After reading the blurb of this book, it is hard not to be curious about the content. I picked it up a while ago but only got around to reading it last week. It starts off a little slow, but once they are on the road, it was hard to set it aside before seeing them all the way through.
Our lead protagonist, Woody, is in a care home and feels like he is running out of time. This has him set words to paper before he forgets like he does the day-to-day.
The actual story unravels in 1938 when two giraffes survive a hurricane (one of them just barely) and then were transported by road, all the way to the other coast. This is an arduous task now, but in 1938 with two massive, practically delicate animals- it would have been something else entirely! Woody is almost eighteen, an orphan and nursing a profound secret in his heart.

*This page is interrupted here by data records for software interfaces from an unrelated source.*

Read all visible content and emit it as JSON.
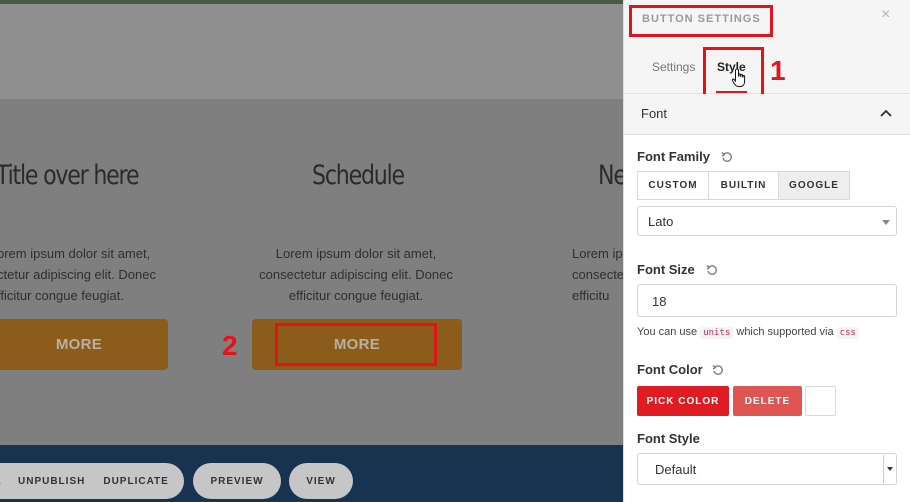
{
  "canvas": {
    "columns": [
      {
        "title": "Title over here",
        "text": [
          "orem ipsum dolor sit amet,",
          "ctetur adipiscing elit. Donec",
          "fficitur congue feugiat."
        ],
        "button": "MORE"
      },
      {
        "title": "Schedule",
        "text": [
          "Lorem ipsum dolor sit amet,",
          "consectetur adipiscing elit. Donec",
          "efficitur congue feugiat."
        ],
        "button": "MORE"
      },
      {
        "title": "Ne",
        "text": [
          "Lorem ip",
          "consectet",
          "efficitu"
        ],
        "button": ""
      }
    ],
    "toolbar": {
      "unpublish": "UNPUBLISH",
      "duplicate": "DUPLICATE",
      "preview": "PREVIEW",
      "view": "VIEW"
    },
    "annotations": {
      "one": "1",
      "two": "2"
    }
  },
  "panel": {
    "title": "BUTTON SETTINGS",
    "close": "×",
    "tabs": {
      "settings": "Settings",
      "style": "Style"
    },
    "section": "Font",
    "font_family": {
      "label": "Font Family",
      "options": [
        "CUSTOM",
        "BUILTIN",
        "GOOGLE"
      ],
      "selected_option": "GOOGLE",
      "value": "Lato"
    },
    "font_size": {
      "label": "Font Size",
      "value": "18",
      "help_prefix": "You can use",
      "help_code1": "units",
      "help_middle": "which supported via",
      "help_code2": "css"
    },
    "font_color": {
      "label": "Font Color",
      "pick": "PICK COLOR",
      "delete": "DELETE",
      "swatch_color": "#ffffff"
    },
    "font_style": {
      "label": "Font Style",
      "value": "Default"
    }
  },
  "colors": {
    "accent_red": "#e0151b",
    "more_button": "#8c5c1b",
    "footer": "#17334f"
  }
}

He becomes fascinated by what he sees in the giraffes’ eyes as well as the idea of the west coast. Woody starts to follow them on their journey by hook or crook. How their paths converge and how he learns to trust that part of him that values animals (in contrast to what he has been told all his life) made for some fascinating reading. There were a few nail-biting situations, but since we know that the giraffes reached their destination from history, this fictional tale of their journey did not have me concerned for just their overall safety. We have a few more crucial characters, each bringing something to the tale. We do get a glimpse at the present intermittently, although those scenes are usually sad.

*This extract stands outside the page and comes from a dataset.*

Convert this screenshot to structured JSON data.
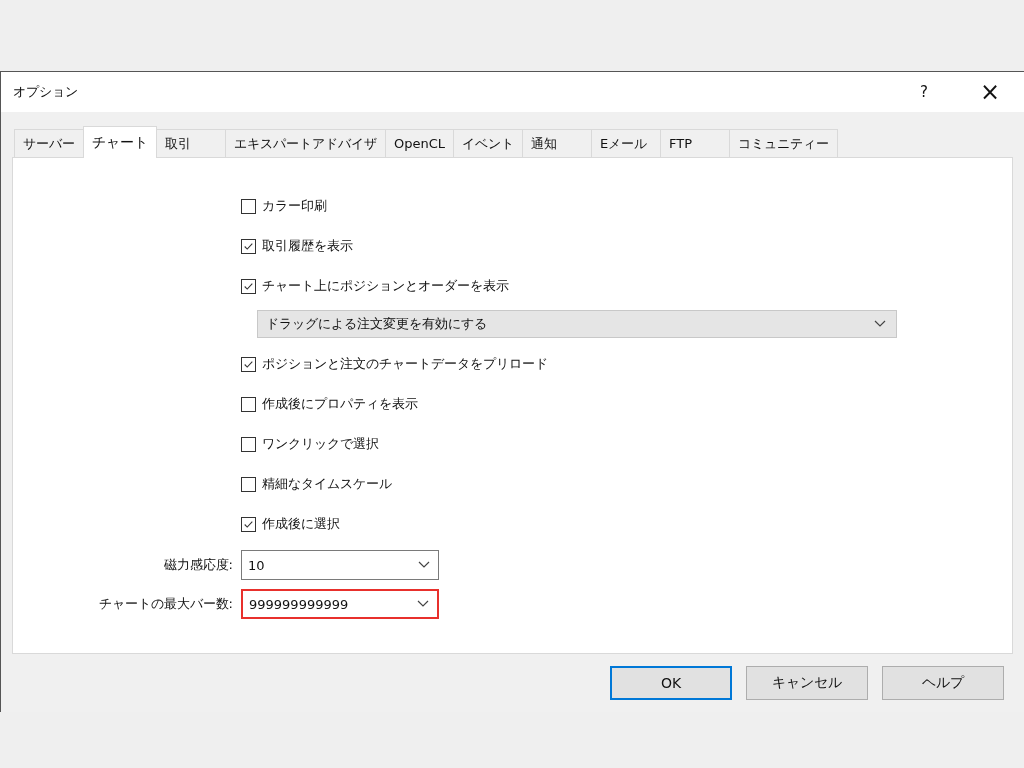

As anyone with the mildest curiosity would do, I did google the trip. There are fewer things available than I would have liked, which made the fact that the author included a few newspaper clippings very helpful-especially to get a feel for the time, place and possible urgency.
The writing style was descriptive and emotional in parts while continuing to provide information about the road trip. I had not heard about the ‘dust’ before. I lived in the central US for a little more than a year, so imagining the situation in the 30s was harsh.
I recommend it to readers of the historical fiction genre or anyone (like me) who finds the blurb attractive!
I received an ARC thanks to NetGalley and the publishers, but the review is entirely based on my own reading experience.
Mallika really enjoyed it too and reviewed it here